* [EXERCISE GOAL] Reduce the material below to its lines containing "keys".

* [INFORMATION PROVIDED]
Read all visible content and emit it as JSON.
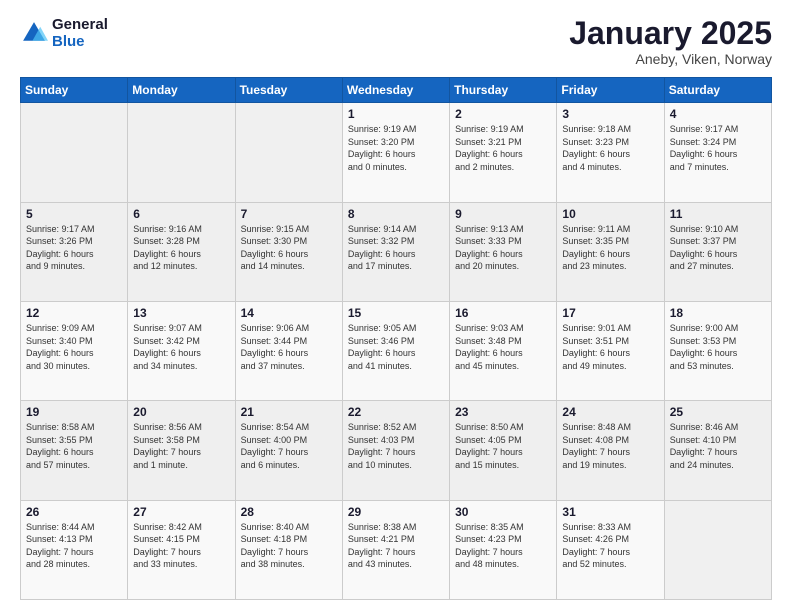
{
  "logo": {
    "line1": "General",
    "line2": "Blue"
  },
  "title": "January 2025",
  "subtitle": "Aneby, Viken, Norway",
  "days_header": [
    "Sunday",
    "Monday",
    "Tuesday",
    "Wednesday",
    "Thursday",
    "Friday",
    "Saturday"
  ],
  "weeks": [
    [
      {
        "num": "",
        "info": ""
      },
      {
        "num": "",
        "info": ""
      },
      {
        "num": "",
        "info": ""
      },
      {
        "num": "1",
        "info": "Sunrise: 9:19 AM\nSunset: 3:20 PM\nDaylight: 6 hours\nand 0 minutes."
      },
      {
        "num": "2",
        "info": "Sunrise: 9:19 AM\nSunset: 3:21 PM\nDaylight: 6 hours\nand 2 minutes."
      },
      {
        "num": "3",
        "info": "Sunrise: 9:18 AM\nSunset: 3:23 PM\nDaylight: 6 hours\nand 4 minutes."
      },
      {
        "num": "4",
        "info": "Sunrise: 9:17 AM\nSunset: 3:24 PM\nDaylight: 6 hours\nand 7 minutes."
      }
    ],
    [
      {
        "num": "5",
        "info": "Sunrise: 9:17 AM\nSunset: 3:26 PM\nDaylight: 6 hours\nand 9 minutes."
      },
      {
        "num": "6",
        "info": "Sunrise: 9:16 AM\nSunset: 3:28 PM\nDaylight: 6 hours\nand 12 minutes."
      },
      {
        "num": "7",
        "info": "Sunrise: 9:15 AM\nSunset: 3:30 PM\nDaylight: 6 hours\nand 14 minutes."
      },
      {
        "num": "8",
        "info": "Sunrise: 9:14 AM\nSunset: 3:32 PM\nDaylight: 6 hours\nand 17 minutes."
      },
      {
        "num": "9",
        "info": "Sunrise: 9:13 AM\nSunset: 3:33 PM\nDaylight: 6 hours\nand 20 minutes."
      },
      {
        "num": "10",
        "info": "Sunrise: 9:11 AM\nSunset: 3:35 PM\nDaylight: 6 hours\nand 23 minutes."
      },
      {
        "num": "11",
        "info": "Sunrise: 9:10 AM\nSunset: 3:37 PM\nDaylight: 6 hours\nand 27 minutes."
      }
    ],
    [
      {
        "num": "12",
        "info": "Sunrise: 9:09 AM\nSunset: 3:40 PM\nDaylight: 6 hours\nand 30 minutes."
      },
      {
        "num": "13",
        "info": "Sunrise: 9:07 AM\nSunset: 3:42 PM\nDaylight: 6 hours\nand 34 minutes."
      },
      {
        "num": "14",
        "info": "Sunrise: 9:06 AM\nSunset: 3:44 PM\nDaylight: 6 hours\nand 37 minutes."
      },
      {
        "num": "15",
        "info": "Sunrise: 9:05 AM\nSunset: 3:46 PM\nDaylight: 6 hours\nand 41 minutes."
      },
      {
        "num": "16",
        "info": "Sunrise: 9:03 AM\nSunset: 3:48 PM\nDaylight: 6 hours\nand 45 minutes."
      },
      {
        "num": "17",
        "info": "Sunrise: 9:01 AM\nSunset: 3:51 PM\nDaylight: 6 hours\nand 49 minutes."
      },
      {
        "num": "18",
        "info": "Sunrise: 9:00 AM\nSunset: 3:53 PM\nDaylight: 6 hours\nand 53 minutes."
      }
    ],
    [
      {
        "num": "19",
        "info": "Sunrise: 8:58 AM\nSunset: 3:55 PM\nDaylight: 6 hours\nand 57 minutes."
      },
      {
        "num": "20",
        "info": "Sunrise: 8:56 AM\nSunset: 3:58 PM\nDaylight: 7 hours\nand 1 minute."
      },
      {
        "num": "21",
        "info": "Sunrise: 8:54 AM\nSunset: 4:00 PM\nDaylight: 7 hours\nand 6 minutes."
      },
      {
        "num": "22",
        "info": "Sunrise: 8:52 AM\nSunset: 4:03 PM\nDaylight: 7 hours\nand 10 minutes."
      },
      {
        "num": "23",
        "info": "Sunrise: 8:50 AM\nSunset: 4:05 PM\nDaylight: 7 hours\nand 15 minutes."
      },
      {
        "num": "24",
        "info": "Sunrise: 8:48 AM\nSunset: 4:08 PM\nDaylight: 7 hours\nand 19 minutes."
      },
      {
        "num": "25",
        "info": "Sunrise: 8:46 AM\nSunset: 4:10 PM\nDaylight: 7 hours\nand 24 minutes."
      }
    ],
    [
      {
        "num": "26",
        "info": "Sunrise: 8:44 AM\nSunset: 4:13 PM\nDaylight: 7 hours\nand 28 minutes."
      },
      {
        "num": "27",
        "info": "Sunrise: 8:42 AM\nSunset: 4:15 PM\nDaylight: 7 hours\nand 33 minutes."
      },
      {
        "num": "28",
        "info": "Sunrise: 8:40 AM\nSunset: 4:18 PM\nDaylight: 7 hours\nand 38 minutes."
      },
      {
        "num": "29",
        "info": "Sunrise: 8:38 AM\nSunset: 4:21 PM\nDaylight: 7 hours\nand 43 minutes."
      },
      {
        "num": "30",
        "info": "Sunrise: 8:35 AM\nSunset: 4:23 PM\nDaylight: 7 hours\nand 48 minutes."
      },
      {
        "num": "31",
        "info": "Sunrise: 8:33 AM\nSunset: 4:26 PM\nDaylight: 7 hours\nand 52 minutes."
      },
      {
        "num": "",
        "info": ""
      }
    ]
  ]
}
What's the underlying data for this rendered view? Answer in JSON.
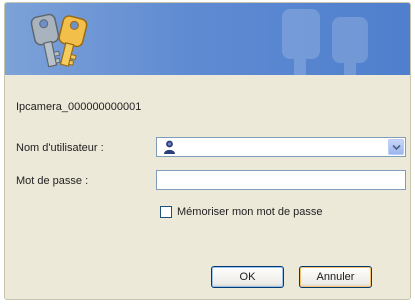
{
  "banner": {
    "icon": "keys-icon",
    "watermark": "keys-watermark-icon"
  },
  "device": {
    "name": "Ipcamera_000000000001"
  },
  "form": {
    "username_label": "Nom d'utilisateur :",
    "username_value": "",
    "username_icon": "user-icon",
    "password_label": "Mot de passe :",
    "password_value": "",
    "remember_label": "Mémoriser mon mot de passe",
    "remember_checked": false
  },
  "buttons": {
    "ok": "OK",
    "cancel": "Annuler"
  },
  "colors": {
    "banner": "#5f8bd2",
    "dialog_bg": "#ece9d8",
    "field_border": "#7f9db9",
    "button_border": "#003c74"
  }
}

* [SOLUTION TO THE EXERCISE]
    "icon": "keys-icon",
    "watermark": "keys-watermark-icon"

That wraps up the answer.